Before using this method, soak your feet in warm water for about 15 minutes. Then gently rub the pumice stone over the affected area in a circular motion. Soon, you’ll see layers of dead skin falling away, reducing the rock in your shoe sensation. Just don’t press too hard—you don’t want to hurt yourself. And, when you’re done, rinse your foot to remove the dead skin debris. Finally, use a clean, dry towel to pat your foot down. Afterward, apply a good moisturizing cream like shea butter or glycerine to your foot to keep the skin soft and prevent further hardening. 

You can try adding cushioned insoles or pads to your shoes to temporarily alleviate some of the pressure on your feet. But remember, these are all temporary solutions. If the discomfort persists, you’ll have to come to the office to seek effective treatment that will relieve your pain for good. 

Lasting Treatment Methods 

If corns or calluses make you feel like there’s a rock in your shoe, avoid over-the-counter treatments. They are often ineffective. And, if you have diabetes or any other circulatory issues, they could be dangerous. Instead, come into the office where we can safely pare down the layers of thickened skin. At the same time, we can address the cause of your corns or calluses—biomechanical pressures—with custom orthotics so that the hard spots on your feet don’t return after they’ve been removed. 

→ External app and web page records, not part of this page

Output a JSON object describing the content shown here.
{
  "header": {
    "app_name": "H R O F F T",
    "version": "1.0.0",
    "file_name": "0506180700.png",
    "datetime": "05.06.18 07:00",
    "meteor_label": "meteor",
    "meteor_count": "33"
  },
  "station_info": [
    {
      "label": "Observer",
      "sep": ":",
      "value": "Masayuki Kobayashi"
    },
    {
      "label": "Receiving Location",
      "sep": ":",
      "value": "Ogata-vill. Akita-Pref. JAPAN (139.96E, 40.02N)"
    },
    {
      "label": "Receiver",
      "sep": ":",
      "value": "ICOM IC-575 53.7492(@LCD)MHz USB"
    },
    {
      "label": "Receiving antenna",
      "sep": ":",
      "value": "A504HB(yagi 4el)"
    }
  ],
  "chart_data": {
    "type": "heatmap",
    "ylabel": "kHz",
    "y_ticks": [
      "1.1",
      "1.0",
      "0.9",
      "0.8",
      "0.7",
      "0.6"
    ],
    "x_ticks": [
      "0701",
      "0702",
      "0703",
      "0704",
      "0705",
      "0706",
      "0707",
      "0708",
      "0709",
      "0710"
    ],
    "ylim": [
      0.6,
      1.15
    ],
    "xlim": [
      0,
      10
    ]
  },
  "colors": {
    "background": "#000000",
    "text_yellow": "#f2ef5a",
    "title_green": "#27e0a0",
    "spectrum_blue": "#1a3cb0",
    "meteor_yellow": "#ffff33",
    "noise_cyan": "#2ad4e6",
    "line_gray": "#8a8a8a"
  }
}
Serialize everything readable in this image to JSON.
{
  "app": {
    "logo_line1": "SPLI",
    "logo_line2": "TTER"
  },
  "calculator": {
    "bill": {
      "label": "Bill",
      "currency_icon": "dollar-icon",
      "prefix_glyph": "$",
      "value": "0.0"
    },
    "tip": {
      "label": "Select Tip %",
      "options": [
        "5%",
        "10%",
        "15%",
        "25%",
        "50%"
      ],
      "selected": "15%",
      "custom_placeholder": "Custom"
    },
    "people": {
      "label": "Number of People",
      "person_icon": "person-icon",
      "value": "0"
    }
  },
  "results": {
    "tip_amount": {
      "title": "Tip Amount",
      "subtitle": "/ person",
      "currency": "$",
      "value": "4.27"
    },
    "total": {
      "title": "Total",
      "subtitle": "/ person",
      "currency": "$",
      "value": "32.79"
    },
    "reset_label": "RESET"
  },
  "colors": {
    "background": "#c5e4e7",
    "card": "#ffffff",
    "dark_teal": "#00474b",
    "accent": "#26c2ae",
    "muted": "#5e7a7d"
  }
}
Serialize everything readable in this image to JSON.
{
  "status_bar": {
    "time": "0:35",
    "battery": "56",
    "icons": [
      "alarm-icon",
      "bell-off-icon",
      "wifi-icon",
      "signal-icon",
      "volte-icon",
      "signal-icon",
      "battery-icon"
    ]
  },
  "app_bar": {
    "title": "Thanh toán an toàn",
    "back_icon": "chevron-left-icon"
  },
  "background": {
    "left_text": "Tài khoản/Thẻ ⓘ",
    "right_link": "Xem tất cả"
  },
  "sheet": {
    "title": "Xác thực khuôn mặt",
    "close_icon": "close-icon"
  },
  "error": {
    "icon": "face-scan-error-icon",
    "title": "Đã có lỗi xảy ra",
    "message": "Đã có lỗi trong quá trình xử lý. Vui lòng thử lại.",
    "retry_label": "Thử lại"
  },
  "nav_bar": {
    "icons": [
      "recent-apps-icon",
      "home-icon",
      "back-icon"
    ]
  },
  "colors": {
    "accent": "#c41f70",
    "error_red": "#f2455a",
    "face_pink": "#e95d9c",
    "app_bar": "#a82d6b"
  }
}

And if plantar warts are to blame for your discomfort? Over the counter treatments such as salicylic acids may help, but you should always check with our podiatrist in Houston before using an OTC plantar wart treatment. We can recommend stronger topical treatments that will provide faster and more effective results. Or, in some cases, we may suggest trying Swift microwave therapy. This non-invasive treatment sends low dose microwave energy to your feet, helping activate your body’s immune system to clear up the wart-causing virus on its own. And, whatever you do, don’t ignore those plantar warts. Otherwise, they may spread, making it even more difficult for you to walk. 

Whether you feel like there’s a rock in your shoe, or other chronic concerns are making it hard for you to walk, we’re here to help. Click this link to request an appointment with Dr. Andrew Schneider. The sooner you come in, the sooner we can get you back to walking comfortably!